“Pairing wine and food is an art, not a science.”
As you start your journey into drinking wine, it will become apparent really fast that pairing food and wine is necessary in order to truly get the full experience of a wine and to complement a meal the best way possible. In general, we recommend drink and eat what you like. However, if you take some easy steps when choosing which food or wine to consume, your experience will be enhanced like no other.
Pairing Food & Wine Basics
Our goal is to help others learn how to enjoy wine the best way possible. A critical part of enjoying wine to the fullest is to pair it with the food you are eating to enhance both the food and the wine. Here are a list of things to consider when pairing wine with your food (or visa versa).
- Red wines tend to pair best with meats with strong flavors, usually red meats.
- White wines tend to pair best with lighter flavored meals and meat, like chicken & seafood.
- Try to pair the wine with the sauce on the meat, rather than the meat on dishes where there is a lot of sauce (like pasta)
- Meals with high acidity (like tomato based pasta sauce) should be paired with wines with high acidity.
- Fatty foods pair best with bitter wines (like a ribeye and a cabernet)
- Sweet wines go well with sweet food (like dessert wines)
- There are two ways to pair wine and food, congruent (wine & dish share flavors) and complementary (do not share flavors).
Congruent – this is typically a red wine that is paired with a dish. The flavors in the wine and the food are both elevated this way. But remember that the food should never overpower the wine, otherwise the wine will just taste bland and very underwhelming.
Complementary – these combinations of wine and food share no flavors, but they do complement each other. A good example of this is a sweet wine paired with a spicy dish. The sweetness will tone down the spiciness and the flavors in both the wine and the dish will be enhanced.
Pair By Wine
Pair By Food

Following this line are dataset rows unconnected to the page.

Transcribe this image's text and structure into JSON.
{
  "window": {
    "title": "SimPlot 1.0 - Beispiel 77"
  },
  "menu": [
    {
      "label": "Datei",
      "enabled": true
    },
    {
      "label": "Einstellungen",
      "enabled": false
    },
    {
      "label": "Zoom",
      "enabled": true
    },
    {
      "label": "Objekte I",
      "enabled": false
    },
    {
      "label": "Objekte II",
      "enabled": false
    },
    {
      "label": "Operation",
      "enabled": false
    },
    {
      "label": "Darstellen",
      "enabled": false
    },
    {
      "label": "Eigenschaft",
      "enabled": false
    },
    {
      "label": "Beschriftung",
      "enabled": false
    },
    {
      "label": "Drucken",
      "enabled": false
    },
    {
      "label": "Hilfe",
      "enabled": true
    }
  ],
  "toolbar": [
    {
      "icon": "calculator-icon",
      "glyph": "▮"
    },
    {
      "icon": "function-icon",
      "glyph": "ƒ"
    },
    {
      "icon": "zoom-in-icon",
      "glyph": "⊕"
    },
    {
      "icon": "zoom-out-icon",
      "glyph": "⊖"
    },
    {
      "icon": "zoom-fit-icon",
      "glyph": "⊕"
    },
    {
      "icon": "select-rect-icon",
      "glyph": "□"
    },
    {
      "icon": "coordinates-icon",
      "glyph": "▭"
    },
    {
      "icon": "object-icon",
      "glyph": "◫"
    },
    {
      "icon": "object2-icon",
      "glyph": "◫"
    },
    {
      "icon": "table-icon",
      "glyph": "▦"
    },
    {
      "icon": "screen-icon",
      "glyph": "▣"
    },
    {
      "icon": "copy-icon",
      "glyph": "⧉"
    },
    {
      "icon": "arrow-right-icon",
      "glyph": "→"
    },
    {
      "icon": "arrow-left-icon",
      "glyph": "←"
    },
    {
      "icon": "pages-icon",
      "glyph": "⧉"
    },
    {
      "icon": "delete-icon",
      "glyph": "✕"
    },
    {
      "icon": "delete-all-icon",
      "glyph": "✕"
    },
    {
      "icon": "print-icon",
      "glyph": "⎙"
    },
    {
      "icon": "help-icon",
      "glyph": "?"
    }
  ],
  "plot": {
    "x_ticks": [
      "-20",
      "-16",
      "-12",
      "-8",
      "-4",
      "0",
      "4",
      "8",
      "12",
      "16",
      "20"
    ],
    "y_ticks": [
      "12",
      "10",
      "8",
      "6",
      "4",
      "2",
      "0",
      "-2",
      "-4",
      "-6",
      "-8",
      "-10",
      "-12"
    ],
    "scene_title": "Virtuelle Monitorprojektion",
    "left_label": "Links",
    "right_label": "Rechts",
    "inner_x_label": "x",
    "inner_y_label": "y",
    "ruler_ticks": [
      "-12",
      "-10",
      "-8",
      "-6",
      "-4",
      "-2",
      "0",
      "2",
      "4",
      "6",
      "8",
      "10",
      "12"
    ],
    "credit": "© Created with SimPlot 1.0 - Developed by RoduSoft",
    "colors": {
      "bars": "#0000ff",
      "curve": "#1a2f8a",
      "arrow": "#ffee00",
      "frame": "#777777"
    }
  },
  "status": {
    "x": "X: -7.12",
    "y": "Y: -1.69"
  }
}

There are some pairings that do not go well together and can actually make the food and the wine taste worse. In these scenarios you would be better off to just drink water or a different drink with the meal, and then enjoy the glass of wine after the meal. Unless you can find a wine that does go well with your meal. Learn more about which pairings don’t go well together above.